Audio in the X4 is largely unchanged from the previous model. There's Auto Wind Reduction (the default), Active Wind Reduction, Stereo, and Direction Focus. I found that Active Wind Reduction did the best when mounted on my bike, but you really want a high-quality external mic for the best sound. You'll need Insta360's USB-C mic adapter to connect external mics.

While most people will likely buy the X4 for video, it does still images as well. Photo resolution is the same as it was in X3—18-MP 360 images, with an option to do 72-MP composite images of scenes where nothing is moving. When using it in what I think of as action camera mode—that is, just one lens—you can shoot 9-MP stills or 36-MP high-res images.

Insta360 has also introduced hand gestures to stop and start recording. These mirror what I tested in the Ace Pro (8/10, WIRED Recommends) last year. I much prefer gestures to voice control (voice control is still there if you like it). Because it's a 360 camera, gestures are even more useful than an action cam since you don't need to be in front of the camera; it'll pick up your gesture no matter where you are in the shot. (Side note: The hacker in me could not help testing to see whether you can also use these gestures to stop someone else's X4 from recording, and the answer is yes, you can.
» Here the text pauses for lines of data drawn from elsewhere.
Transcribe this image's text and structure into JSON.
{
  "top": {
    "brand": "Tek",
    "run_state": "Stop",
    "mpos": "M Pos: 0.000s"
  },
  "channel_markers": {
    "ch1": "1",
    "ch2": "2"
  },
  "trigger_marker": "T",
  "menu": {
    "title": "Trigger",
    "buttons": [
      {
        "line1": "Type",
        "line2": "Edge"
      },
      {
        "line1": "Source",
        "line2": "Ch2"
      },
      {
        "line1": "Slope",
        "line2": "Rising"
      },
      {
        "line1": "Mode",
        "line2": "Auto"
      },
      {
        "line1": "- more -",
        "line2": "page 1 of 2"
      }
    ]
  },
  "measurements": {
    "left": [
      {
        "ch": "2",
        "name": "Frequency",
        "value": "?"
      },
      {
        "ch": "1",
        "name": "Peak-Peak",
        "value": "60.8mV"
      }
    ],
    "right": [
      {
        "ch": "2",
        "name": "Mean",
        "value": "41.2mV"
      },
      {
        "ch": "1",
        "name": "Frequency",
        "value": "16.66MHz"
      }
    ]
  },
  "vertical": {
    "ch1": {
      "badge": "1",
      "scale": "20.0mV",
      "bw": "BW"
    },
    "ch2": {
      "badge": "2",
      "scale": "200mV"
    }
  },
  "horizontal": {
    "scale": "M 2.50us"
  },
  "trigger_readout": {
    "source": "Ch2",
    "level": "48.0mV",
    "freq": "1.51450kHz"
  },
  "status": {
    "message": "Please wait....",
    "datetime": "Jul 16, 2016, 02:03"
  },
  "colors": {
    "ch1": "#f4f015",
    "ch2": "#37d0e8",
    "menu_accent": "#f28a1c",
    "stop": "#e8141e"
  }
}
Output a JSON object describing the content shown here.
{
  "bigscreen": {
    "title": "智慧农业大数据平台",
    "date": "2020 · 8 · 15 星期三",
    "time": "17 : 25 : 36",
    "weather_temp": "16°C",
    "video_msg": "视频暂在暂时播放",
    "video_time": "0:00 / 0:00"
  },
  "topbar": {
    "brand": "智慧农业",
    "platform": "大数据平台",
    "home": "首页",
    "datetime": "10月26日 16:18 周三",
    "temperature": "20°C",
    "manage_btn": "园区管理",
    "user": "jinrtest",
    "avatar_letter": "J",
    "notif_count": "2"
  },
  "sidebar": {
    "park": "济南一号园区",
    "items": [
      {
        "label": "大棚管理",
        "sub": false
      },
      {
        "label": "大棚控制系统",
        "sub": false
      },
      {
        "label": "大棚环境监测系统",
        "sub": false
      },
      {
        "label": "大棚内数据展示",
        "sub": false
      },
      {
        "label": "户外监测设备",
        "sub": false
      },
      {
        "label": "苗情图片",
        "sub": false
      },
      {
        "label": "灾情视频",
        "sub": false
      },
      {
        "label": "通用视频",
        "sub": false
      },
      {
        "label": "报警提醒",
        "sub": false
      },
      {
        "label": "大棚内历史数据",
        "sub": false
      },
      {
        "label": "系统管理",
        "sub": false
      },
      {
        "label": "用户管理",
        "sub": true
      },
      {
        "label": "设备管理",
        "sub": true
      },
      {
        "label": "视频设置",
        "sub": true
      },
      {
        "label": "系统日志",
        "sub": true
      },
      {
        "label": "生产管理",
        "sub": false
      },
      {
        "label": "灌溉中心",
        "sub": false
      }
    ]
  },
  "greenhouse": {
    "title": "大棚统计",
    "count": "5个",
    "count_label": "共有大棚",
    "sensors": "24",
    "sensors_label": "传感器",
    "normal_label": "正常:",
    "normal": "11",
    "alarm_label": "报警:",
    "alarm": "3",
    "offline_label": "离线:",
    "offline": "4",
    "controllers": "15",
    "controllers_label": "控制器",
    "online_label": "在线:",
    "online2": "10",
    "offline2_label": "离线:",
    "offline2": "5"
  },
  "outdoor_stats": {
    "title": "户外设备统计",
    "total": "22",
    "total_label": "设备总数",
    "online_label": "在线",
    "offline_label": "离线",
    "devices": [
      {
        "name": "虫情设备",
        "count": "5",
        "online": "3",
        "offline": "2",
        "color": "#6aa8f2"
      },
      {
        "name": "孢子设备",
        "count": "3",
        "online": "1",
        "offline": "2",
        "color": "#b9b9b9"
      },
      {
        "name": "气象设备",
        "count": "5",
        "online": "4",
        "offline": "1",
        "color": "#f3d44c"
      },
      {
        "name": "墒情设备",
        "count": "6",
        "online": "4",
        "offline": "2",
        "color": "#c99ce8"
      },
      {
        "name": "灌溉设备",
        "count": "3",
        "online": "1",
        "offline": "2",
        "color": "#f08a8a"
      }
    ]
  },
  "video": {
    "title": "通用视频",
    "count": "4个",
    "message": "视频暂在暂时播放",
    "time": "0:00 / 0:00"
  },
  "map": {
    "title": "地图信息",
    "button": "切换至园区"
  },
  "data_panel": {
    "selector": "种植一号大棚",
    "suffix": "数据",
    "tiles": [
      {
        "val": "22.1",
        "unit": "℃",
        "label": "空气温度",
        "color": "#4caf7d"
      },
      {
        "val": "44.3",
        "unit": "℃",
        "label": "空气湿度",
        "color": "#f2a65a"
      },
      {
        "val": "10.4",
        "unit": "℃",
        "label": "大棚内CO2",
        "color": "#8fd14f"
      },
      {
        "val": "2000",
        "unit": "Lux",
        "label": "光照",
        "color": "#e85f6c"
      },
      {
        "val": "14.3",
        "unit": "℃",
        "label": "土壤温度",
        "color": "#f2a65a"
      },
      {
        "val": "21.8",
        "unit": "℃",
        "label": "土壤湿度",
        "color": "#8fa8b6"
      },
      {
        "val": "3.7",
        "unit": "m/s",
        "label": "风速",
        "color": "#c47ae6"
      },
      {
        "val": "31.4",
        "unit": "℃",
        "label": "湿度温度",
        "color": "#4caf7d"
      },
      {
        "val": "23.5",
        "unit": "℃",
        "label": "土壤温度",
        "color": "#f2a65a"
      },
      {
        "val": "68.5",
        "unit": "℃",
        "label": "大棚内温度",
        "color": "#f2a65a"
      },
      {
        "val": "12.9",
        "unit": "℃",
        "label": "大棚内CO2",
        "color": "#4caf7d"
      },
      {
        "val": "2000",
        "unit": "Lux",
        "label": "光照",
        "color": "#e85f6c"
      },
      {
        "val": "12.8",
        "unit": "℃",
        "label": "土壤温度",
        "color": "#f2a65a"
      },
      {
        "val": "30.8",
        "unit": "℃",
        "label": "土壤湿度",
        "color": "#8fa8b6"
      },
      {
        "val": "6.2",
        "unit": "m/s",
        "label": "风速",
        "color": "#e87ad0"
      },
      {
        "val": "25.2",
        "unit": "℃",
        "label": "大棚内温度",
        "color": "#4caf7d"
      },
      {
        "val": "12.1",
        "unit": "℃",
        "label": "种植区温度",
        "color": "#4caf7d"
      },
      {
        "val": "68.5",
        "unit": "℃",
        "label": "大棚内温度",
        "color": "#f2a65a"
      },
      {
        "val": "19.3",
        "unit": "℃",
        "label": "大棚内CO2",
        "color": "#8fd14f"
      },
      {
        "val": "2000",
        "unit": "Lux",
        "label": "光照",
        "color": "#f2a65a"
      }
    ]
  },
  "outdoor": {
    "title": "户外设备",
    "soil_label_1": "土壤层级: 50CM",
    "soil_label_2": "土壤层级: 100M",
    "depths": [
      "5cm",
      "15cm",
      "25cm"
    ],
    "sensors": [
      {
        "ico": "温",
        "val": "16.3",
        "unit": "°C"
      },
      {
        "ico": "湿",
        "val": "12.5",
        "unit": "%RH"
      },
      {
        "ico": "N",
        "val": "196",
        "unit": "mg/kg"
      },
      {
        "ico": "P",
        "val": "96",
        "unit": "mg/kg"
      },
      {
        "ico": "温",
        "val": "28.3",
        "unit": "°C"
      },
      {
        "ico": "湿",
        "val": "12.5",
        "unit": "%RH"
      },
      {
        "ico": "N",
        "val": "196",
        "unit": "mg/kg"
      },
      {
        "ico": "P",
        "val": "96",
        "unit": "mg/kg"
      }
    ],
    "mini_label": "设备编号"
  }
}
Use that information responsibly, kids.)

Photograph: Scott Gilbertson

If you're thinking that 8K recording must take a toll on battery life, you're half right. It does, but it's not significant compared to the X3 because Insta360 has increased the battery size in the X4. Insta360 claims 75 minutes of shooting time when recording at 8K 30 fps in lab conditions. I didn't get quite that much in the real world, but I was consistently able to shoot more than an hour of footage without needing to recharge. So far, it's still cool where I am so I wasn't really able to test overheating, but the X4 definitely gets hot when shooting 8K. It never shut off on me, but the ambient temps during testing were never more than 60 degrees Fahrenheit.

The X4 is waterproof to 33 feet (10 meters); just make sure the camera's battery cover and USB port cover are securely in place. If you're going deeper than that, you'll want to pick up the dive case ($100).

As always, Insta360's editing apps, both desktop and mobile, are best-in-class for free apps. Both have seen minor updates for the release of the X4, and there's a new plugin for Adobe Premiere.

The X4 is hands down the best 360 camera on the market right now. There are other 8K 360 cameras out there, but none of the ones I've tested can match the X4's video quality. That said, it'll be interesting to see what Insta360 does with the One RS 1-inch 360 camera (8/10, WIRED Recommends), if it gets a version 2. With a larger sensor, and better lenses, the One RS stands to quickly usurp the X4 if it gets 8K video, at least in image quality.

However, the One RS is not much of an action camera, and is expensive enough that I'd be uncomfortable strapping it to my handlebars. A more direct competitor for the X4 will likely be the GoPro Max, which is overdue for an update. For the time being, the X4 is a fantastic 360 camera well worth the investment if you're looking to shoot 360 footage.